Membership and active participation in an online community may lead users to take investment decisions which carry greater risk. Researchers at Rice University (USA) and the Universities of Zürich (Switzerland) and British Columbia (Canada) have come to this conclusion, after three different studies carried out on Prosper (a peer-to-peer lending website) and auction website eBay. Having analysed the behaviour of 600 people registered on Prosper over a period of 18 months, between April 2006 and September 2007, the researchers noticed that those who belonged to the online Community, which enabled them to post messages on the site, possessed riskier loan portfolios and lent their money to borrowers with worse credit ratings and greater chances of default than non-members.

Support can prove illusory

A similar phenomenon has also been observed among 13,375 eBay users in Germany. From January 2004 to October 2005, eBay customers posting messages on the site’s Community pages showed a far more aggressive attitude than Community non-participants. They engaged in riskier bidding behaviour, placing more bids on each item and regularly paying higher for a given item when their bid was successful. Another study carried out among 120 students showed that online community participants tend to believe that the community will support them in a crisis or difficult situation, and this led them to be somewhat less inhibited in their financial decisions. The more actively they participated in the community, the higher the risks they were prepared to take.

Collective consciousness isn’t always your best adviser
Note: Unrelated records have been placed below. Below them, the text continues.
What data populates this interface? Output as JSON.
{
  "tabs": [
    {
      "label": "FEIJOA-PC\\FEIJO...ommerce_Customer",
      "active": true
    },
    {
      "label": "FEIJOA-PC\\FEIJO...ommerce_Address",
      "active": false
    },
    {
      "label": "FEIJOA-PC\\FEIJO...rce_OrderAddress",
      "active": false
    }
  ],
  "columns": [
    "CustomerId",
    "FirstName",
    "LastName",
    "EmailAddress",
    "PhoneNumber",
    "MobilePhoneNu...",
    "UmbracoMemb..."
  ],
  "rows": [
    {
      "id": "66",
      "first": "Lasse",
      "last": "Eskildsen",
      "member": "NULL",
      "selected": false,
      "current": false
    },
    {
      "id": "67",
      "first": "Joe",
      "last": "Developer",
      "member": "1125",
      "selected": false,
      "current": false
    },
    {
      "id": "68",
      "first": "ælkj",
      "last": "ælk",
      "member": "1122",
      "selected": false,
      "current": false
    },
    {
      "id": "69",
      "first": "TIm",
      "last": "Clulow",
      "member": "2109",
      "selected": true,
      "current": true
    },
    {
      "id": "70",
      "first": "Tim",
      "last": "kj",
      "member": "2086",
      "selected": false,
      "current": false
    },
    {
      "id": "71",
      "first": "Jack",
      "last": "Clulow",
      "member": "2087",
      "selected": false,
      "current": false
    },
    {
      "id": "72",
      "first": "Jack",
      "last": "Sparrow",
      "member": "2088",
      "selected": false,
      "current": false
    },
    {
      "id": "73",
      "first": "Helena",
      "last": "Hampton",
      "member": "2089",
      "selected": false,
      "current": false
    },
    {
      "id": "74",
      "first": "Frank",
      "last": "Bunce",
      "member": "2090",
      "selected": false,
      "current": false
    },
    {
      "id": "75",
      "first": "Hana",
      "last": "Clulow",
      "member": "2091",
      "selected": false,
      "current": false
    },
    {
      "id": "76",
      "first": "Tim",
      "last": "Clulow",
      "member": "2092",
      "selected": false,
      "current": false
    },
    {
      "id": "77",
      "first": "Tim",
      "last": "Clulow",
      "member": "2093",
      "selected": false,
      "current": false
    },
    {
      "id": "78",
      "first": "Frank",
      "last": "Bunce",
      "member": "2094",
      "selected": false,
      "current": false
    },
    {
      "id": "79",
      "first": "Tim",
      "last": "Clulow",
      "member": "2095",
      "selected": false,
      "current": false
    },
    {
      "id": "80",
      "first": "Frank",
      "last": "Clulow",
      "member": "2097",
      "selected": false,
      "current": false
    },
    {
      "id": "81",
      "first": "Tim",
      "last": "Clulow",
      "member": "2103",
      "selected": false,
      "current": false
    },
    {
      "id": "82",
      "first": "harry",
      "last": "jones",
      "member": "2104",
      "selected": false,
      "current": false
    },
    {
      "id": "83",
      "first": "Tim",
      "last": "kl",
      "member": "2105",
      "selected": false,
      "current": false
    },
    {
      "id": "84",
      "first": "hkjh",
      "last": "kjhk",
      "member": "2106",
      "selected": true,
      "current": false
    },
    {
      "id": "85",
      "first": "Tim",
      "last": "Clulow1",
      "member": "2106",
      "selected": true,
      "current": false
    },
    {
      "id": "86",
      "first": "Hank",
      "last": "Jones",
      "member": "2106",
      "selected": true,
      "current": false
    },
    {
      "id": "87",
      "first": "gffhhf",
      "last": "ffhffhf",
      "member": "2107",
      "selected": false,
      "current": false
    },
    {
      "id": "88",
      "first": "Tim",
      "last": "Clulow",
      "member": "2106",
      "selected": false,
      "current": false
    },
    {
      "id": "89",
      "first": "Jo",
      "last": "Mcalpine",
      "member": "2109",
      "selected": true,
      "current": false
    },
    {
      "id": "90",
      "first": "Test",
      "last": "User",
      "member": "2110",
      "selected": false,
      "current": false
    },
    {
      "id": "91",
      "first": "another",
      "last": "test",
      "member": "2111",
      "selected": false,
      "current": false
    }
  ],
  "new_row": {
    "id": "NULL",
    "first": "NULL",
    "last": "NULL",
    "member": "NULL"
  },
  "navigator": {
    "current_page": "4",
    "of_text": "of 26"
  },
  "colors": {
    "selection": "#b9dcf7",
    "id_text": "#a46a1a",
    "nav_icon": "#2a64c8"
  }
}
“These communities are different from social networking sites like Facebook, because the individuals involved are usually strangers whose identities are unknown to the consumer,” explains Uptal M. Dholakia, co-author of the report, warning that “participants in these sites somehow come to believe that their fellow community members will come to their aid when something goes wrong, but in reality, they are out there on their own and could suffer adverse consequences.” So the emergence of a collective consciousness among those uninitiated to the world of Finance - as already discussed in an earlier L'Atelier article - wouldn’t necessarily be such a good thing, without some specialist guidance. The researchers point out that this model also applies to members of an online adolescent club for instance, or to individuals who join an online support group run by a hospital, which may lead them to choose riskier treatment options.